The Baltimore Ravens headed into the offseason with one glaring hole to fill at linebacker.
Ray Lewis was a 13-time pro bowl middle linebacker for the Ravens, who retired this offseason. On Friday, the Ravens decided who would be replacing him.
Baltimore used the 24th pick of the second round to tab Kansas State’s Arthur Brown as its future at linebacker.
Brown wasn’t the only K-State player to go in this weekend’s draft, as Chris Harper was selected in the fourth round by the Seattle Seahawks. Fullback Braden Wilson went in the sixth round to the Kansas City Chiefs.
Quarterback Collin Klein was undrafted, but signed a free agent contract Saturday night with the Houston Texans.
Brown, who led the Wildcats with 100 tackles this past season, said it’s an honor to even be mentioned in the same sentence as Lewis.
“I have a lot of respect for Ray — not only the player that he is, but the person in which he presents himself to be,” Brown said in a conference call with Ravens’ reporters. “He’s truly had an impact on the game and on so many people throughout the game.”
Ravens assistant general manager Eric DeCosta described Brown as a player they “coveted,” saying they believed him to be one of the best inside linebackers in the this year’s draft.
Brown was considered to be a first-round prospect by some draft experts, but he slipped into the second round. When he was still available later in the second round, the Ravens traded up to the 56th-overall pick to select him.
DeCosta said Brown was a first-round consideration for the Ravens, and they traded up to take him late Friday night, fearing that he might not last too much longer.
“We started to sweat a little bit as we started to see some good players coming off the board,” DeCosta said in a story on the Ravens’ website. “And the idea of not getting him was pretty scary, so we decided to make the move.”
Brown said it meant a lot to him that the team was willing to move up to get him.
“It shows that they believe in me as a player and as a person,” Brown said. “Just having the opportunity that they’ve given me, with picking me where they did, just shows that they believe in me and I’m definitely ready to be a big part of this team.”
Harper was another player who slid out of his spot and down to a team that had been looking at him closely leading up to the draft.
The Wichita native was expecting his name might be called in the second or third round. But as few wide receivers started to come off the board, Harper slipped to Saturday afternoon.
The Seattle Seahawks tabbed him with the 123rd overall pick of the draft, and the 26th of the fourth round, adding to an already deep group of receivers.
Harper said the Seahawks was a team that he spoke too often throughout the draft process. He also has some knowledge of Seahawks’ coach Pete Carroll, who recruited him to play at USC.

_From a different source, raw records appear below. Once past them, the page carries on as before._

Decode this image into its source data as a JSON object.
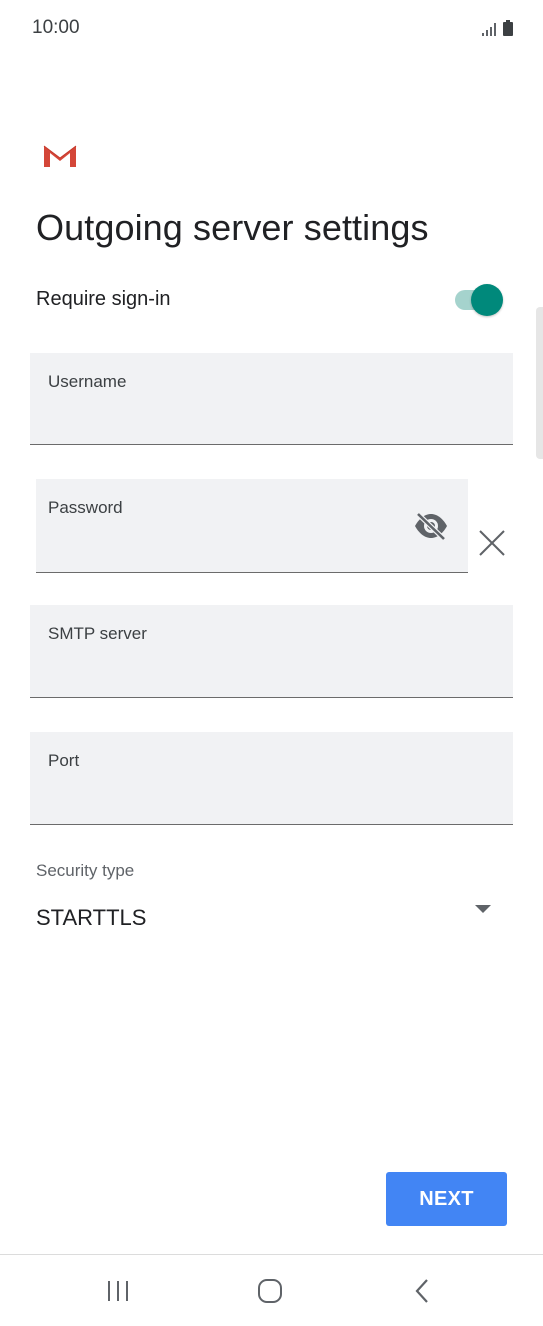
{
  "status_bar": {
    "time": "10:00"
  },
  "header": {
    "title": "Outgoing server settings"
  },
  "require_signin": {
    "label": "Require sign-in",
    "enabled": true
  },
  "fields": {
    "username": {
      "label": "Username",
      "value": ""
    },
    "password": {
      "label": "Password",
      "value": ""
    },
    "smtp_server": {
      "label": "SMTP server",
      "value": ""
    },
    "port": {
      "label": "Port",
      "value": ""
    }
  },
  "security": {
    "label": "Security type",
    "value": "STARTTLS"
  },
  "actions": {
    "next_label": "NEXT"
  },
  "icons": {
    "gmail": "gmail-logo",
    "password_visibility": "eye-off-icon",
    "clear": "close-icon",
    "dropdown": "triangle-down-icon",
    "nav": [
      "recents-icon",
      "home-icon",
      "back-icon"
    ]
  },
  "colors": {
    "toggle_on": "#00897b",
    "toggle_track": "#a5d3cd",
    "primary_button": "#4285f4",
    "field_background": "#f1f2f4"
  }
}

“I talked to them quite a bit, I had a meeting with them and then I talked to the scout a couple times,” Harper said in a conference call with Seahawks’ reporters. “I had a long meeting with them a couple days ago, and this was one of the teams I had circled. I watched them a lot this year and liked the way they played, and they saw it was a really good fit with the way I play.”
Harper led the Wildcats with 50 catches for 786 yards and three touchdowns this season.
One of the glaring questions about Harper was in his production level due to K-State’s run-based philosophy. Harper said he feels that playing in K-State’s offense made him better as a wide receiver.
With the Seahawks running the ball to the outside often, the ability to block is one of the most important traits for their receivers. Harper said blocking is an often-undervalued trait that he learned while playing for the Wildcats.
“I’m really comfortable (with blocking), a lot more comfortable than some guys because we ran the ball so much,” he said. “It helped me out to make me a more complete receiver.”
Harper came to the Wildcats after transferring from Oregon in a freshman season that saw him play both quarterback and receiver.
When Harper came to K-State, he intended to play QB again, but he said he struggled to recover his shoulder strength after an injury while at Oregon, and made a permanent switch to wide receiver.
Harper said that experience has helped him learn how to look at defenses differently than most teams.
“I see it from what the quarterback is seeing, and what he’s think at different times,” he said. “I understand the rotations and coverage’s. I’m a step ahead when I’m out there.”
Wilson, who was spending time with his family in Olathe when he was drafted 204th overall, told Chiefs’ reporters that he grew up a Kansas City fan, making the selection that much sweeter.
The Wildcats’ fullback also told reporters that K-State coach Bill Snyder’s demanding day-to-day schedule within the football program helped prepare him for the NFL.
Including Klein, a few other players landed contracts as undrafted free agents Saturday night — tight end Travis Tannahill with the Cleveland Browns, Justin Tuggle with the Houston Texans, running back Angelo Pease with the Green Bay Packers, Ryan Doerr with the Denver Broncos and Nigel Malone with the Indianapolis Colts. coach Pete Carroll, who recruited him to play at USC.